More than 270,000 pedestrians are killed in run-ins with cars and other motor vehicles each year around the world. On Brazilian roads alone, over 10,000 pedestrian lives are lost each year. This staggeringly high number reaffirms the urgent need to think about the steps to be taken to save lives on Brazil’s roads. How do we begin to implement meaningful change?
The Ministry of Cities in Brasilia answered the call for change with a creative, and effective, initiative, during the Second Annual Global Road Safety Week, established by the United Nations (UN) General Assembly, and recognized the most vulnerable demographic of daily urban transit: pedestrians.
In a campaign entitled, “His Majesty, the Pedestrian,” volunteers wearing a crown, or dressed as royalty escorted pedestrians crossing busy intersections in Brasilia. The concept of the initiative was simple: “Respect for pedestrians must be at the caliber of royalty — after all, we are all pedestrians.” “Long live the pedestrian!” was their rallying cry.
Though the initiative was humorously theatrical in delivery, its underlying purpose was serious, and the action did not go unnoticed by drivers; it generated overwhelmingly positive reception from road users and bystanders.

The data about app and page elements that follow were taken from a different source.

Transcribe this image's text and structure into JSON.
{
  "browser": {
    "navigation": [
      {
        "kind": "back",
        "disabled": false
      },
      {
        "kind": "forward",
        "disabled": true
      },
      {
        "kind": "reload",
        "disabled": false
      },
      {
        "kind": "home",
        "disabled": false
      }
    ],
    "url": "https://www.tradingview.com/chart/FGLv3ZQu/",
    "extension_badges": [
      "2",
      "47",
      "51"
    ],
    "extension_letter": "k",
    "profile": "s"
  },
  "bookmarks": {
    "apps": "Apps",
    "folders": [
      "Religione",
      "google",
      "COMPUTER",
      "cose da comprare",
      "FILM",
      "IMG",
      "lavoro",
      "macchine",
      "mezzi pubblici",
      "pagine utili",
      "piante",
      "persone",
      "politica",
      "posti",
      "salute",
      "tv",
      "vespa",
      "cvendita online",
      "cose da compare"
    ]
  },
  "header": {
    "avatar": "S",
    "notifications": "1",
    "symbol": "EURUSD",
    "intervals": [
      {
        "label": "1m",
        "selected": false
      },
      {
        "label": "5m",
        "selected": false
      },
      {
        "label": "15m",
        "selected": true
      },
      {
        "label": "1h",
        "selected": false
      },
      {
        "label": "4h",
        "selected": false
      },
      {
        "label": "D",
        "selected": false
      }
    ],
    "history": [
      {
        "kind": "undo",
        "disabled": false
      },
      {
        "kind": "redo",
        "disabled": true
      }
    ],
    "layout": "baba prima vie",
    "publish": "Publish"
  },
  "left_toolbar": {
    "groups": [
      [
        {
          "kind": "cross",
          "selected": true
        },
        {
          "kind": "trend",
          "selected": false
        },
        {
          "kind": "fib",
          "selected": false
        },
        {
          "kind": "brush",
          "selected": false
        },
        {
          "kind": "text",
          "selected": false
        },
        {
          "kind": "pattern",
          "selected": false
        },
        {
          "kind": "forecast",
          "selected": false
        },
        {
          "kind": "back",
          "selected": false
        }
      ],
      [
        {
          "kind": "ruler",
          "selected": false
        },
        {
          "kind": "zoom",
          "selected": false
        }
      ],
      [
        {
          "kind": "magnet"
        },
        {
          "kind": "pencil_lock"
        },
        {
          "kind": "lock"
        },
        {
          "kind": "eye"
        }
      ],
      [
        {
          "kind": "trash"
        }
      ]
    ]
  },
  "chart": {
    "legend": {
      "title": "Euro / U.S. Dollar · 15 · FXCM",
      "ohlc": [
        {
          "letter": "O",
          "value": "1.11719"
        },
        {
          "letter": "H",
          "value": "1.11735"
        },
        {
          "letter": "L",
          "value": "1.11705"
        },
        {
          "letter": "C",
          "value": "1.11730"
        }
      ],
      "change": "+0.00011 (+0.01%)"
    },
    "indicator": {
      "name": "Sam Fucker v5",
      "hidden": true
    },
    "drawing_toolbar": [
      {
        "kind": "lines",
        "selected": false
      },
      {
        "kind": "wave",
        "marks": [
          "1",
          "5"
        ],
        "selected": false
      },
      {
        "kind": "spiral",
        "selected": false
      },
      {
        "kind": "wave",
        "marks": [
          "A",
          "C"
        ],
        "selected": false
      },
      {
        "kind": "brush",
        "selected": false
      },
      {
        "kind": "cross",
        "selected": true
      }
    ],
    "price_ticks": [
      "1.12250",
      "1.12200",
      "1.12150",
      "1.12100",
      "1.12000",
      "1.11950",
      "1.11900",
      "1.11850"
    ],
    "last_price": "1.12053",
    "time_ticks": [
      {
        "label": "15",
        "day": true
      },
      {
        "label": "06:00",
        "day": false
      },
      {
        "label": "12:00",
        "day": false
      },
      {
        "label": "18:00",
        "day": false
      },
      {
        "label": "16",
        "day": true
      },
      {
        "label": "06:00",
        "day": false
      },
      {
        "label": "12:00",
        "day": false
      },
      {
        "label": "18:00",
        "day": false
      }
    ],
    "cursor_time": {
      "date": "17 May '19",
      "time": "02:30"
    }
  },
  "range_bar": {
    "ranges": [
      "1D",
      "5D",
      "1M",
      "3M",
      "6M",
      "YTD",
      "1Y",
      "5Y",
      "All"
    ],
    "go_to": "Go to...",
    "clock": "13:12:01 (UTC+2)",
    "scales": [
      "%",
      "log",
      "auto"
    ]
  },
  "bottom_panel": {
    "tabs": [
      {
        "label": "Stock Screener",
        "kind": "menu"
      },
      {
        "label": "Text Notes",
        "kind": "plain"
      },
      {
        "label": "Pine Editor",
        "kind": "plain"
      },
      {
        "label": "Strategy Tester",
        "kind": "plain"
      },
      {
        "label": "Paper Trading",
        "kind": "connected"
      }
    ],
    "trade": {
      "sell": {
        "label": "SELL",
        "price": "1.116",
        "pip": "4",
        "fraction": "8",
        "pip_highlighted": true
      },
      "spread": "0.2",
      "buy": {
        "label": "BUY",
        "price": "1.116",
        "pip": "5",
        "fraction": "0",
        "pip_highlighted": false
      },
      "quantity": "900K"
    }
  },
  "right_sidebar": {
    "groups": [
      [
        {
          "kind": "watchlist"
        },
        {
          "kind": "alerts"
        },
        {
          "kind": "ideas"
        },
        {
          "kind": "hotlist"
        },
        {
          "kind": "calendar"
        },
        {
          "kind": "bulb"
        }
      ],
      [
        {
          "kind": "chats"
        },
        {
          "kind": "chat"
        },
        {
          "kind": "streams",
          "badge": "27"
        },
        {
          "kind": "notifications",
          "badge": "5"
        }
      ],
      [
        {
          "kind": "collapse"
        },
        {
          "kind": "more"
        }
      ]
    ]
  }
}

It makes one wonder — what if pedestrians were treated like royalty the entire year?
Video (warning, it's in Portugese)